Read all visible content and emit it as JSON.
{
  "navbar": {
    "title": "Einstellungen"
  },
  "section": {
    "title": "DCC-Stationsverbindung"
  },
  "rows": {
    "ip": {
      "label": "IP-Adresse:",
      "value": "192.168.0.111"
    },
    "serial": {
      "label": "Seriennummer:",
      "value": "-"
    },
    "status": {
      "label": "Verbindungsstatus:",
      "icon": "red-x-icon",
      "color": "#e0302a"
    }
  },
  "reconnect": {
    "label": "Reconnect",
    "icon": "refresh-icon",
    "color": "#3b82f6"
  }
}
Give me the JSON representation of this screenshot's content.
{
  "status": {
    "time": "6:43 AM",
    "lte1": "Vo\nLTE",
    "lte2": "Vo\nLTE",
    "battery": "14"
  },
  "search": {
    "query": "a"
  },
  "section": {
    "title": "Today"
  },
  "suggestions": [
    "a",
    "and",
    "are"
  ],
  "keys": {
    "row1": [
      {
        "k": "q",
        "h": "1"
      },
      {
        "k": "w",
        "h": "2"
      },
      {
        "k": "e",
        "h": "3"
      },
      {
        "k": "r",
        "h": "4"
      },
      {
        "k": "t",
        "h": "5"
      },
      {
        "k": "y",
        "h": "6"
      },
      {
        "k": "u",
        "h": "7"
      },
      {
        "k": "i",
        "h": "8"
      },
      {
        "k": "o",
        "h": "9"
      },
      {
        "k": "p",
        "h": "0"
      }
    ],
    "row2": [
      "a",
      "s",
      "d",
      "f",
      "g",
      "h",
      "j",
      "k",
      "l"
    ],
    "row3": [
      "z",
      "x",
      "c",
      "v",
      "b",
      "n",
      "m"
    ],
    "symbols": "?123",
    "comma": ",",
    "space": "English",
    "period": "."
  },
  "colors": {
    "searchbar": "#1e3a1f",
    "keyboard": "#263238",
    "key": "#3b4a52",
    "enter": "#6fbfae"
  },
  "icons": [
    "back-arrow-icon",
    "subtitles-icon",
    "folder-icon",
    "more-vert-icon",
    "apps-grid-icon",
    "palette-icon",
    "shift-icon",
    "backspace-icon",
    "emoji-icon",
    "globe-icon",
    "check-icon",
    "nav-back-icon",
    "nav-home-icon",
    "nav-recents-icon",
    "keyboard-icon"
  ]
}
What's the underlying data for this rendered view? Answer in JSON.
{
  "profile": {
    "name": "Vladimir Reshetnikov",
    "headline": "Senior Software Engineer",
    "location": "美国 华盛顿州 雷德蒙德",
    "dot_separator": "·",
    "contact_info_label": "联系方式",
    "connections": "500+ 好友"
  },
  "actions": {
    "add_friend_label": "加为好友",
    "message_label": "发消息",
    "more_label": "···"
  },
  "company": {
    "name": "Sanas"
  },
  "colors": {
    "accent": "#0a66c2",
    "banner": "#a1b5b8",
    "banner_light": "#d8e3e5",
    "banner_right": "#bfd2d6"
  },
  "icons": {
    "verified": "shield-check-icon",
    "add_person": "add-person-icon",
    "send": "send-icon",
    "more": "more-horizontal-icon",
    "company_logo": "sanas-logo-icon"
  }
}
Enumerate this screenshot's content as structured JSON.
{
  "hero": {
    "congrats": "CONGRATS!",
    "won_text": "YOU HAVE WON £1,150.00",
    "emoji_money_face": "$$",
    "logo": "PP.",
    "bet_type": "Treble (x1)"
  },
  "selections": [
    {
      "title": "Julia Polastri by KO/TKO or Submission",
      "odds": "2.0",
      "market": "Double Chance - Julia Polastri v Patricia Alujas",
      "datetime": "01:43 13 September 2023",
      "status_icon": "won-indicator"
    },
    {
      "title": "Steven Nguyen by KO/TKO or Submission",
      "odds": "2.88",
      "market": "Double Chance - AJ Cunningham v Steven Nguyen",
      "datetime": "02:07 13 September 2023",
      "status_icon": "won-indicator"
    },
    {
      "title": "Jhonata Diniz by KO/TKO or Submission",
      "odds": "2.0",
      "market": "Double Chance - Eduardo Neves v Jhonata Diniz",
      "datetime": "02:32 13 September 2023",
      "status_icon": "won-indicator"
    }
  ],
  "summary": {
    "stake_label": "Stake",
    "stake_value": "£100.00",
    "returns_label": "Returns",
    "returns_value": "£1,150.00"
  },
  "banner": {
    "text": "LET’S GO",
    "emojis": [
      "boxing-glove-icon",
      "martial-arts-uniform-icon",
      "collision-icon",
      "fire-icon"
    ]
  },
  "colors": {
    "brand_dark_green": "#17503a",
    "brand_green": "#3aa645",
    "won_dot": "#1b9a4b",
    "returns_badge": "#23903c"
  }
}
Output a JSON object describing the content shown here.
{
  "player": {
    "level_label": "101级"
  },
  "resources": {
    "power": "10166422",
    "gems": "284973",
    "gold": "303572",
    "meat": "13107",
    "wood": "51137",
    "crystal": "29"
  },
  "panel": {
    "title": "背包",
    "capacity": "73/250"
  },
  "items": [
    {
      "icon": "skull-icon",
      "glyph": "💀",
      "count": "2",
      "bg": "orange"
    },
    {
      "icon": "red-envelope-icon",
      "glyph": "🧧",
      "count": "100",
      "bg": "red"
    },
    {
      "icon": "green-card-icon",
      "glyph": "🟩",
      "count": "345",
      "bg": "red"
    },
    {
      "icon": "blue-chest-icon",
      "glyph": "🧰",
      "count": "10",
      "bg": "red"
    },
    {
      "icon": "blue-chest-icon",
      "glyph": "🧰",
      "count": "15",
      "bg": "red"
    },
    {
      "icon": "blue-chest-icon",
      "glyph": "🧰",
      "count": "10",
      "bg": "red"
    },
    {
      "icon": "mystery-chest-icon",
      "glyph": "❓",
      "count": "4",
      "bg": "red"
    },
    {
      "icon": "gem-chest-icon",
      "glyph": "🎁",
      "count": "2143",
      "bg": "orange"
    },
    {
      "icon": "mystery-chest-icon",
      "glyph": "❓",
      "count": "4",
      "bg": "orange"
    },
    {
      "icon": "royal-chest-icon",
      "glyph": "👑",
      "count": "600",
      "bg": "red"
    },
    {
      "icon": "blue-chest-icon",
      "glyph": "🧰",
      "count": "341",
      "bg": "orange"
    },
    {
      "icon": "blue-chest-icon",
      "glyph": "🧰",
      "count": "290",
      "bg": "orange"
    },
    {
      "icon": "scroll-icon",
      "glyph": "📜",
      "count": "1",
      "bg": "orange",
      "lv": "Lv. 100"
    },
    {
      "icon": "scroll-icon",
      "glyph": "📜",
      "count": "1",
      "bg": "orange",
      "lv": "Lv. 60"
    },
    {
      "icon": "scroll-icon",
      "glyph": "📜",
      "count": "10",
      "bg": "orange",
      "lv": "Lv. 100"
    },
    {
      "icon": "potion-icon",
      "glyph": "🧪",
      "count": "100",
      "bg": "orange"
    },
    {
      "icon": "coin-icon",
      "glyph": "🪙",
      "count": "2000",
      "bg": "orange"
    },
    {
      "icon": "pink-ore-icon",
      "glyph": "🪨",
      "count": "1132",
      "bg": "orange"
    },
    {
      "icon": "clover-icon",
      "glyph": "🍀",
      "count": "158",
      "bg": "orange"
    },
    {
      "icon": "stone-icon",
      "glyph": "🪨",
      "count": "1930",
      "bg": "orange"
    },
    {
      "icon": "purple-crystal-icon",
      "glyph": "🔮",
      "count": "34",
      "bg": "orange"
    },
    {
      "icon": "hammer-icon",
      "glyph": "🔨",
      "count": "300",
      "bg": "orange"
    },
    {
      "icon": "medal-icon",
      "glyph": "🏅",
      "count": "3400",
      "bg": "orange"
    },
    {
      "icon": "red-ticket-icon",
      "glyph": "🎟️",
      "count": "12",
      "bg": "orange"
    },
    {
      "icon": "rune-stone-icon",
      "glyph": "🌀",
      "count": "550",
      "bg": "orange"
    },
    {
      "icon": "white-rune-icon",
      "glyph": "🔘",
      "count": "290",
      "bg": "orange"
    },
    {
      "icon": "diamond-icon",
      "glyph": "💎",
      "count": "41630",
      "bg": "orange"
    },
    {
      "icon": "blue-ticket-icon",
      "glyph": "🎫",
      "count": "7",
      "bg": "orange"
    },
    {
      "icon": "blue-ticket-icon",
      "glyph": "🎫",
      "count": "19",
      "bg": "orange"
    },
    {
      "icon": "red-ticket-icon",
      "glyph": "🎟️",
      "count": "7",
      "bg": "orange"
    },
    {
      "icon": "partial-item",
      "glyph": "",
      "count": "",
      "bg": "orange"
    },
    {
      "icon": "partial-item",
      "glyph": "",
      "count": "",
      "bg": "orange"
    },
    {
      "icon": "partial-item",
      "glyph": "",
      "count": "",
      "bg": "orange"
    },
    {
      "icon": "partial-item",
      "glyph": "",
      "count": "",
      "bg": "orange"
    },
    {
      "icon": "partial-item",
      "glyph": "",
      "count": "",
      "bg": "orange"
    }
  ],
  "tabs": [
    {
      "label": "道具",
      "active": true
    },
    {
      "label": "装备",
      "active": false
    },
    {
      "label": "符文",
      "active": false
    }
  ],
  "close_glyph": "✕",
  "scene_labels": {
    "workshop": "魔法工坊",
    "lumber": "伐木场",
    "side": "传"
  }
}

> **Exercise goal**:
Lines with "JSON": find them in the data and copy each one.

> **Exercise output**:
Read all visible content and emit it as JSON.
Give me the JSON representation of this screenshot's content.
What's the underlying data for this rendered view? Answer in JSON.
Enumerate this screenshot's content as structured JSON.
Output a JSON object describing the content shown here.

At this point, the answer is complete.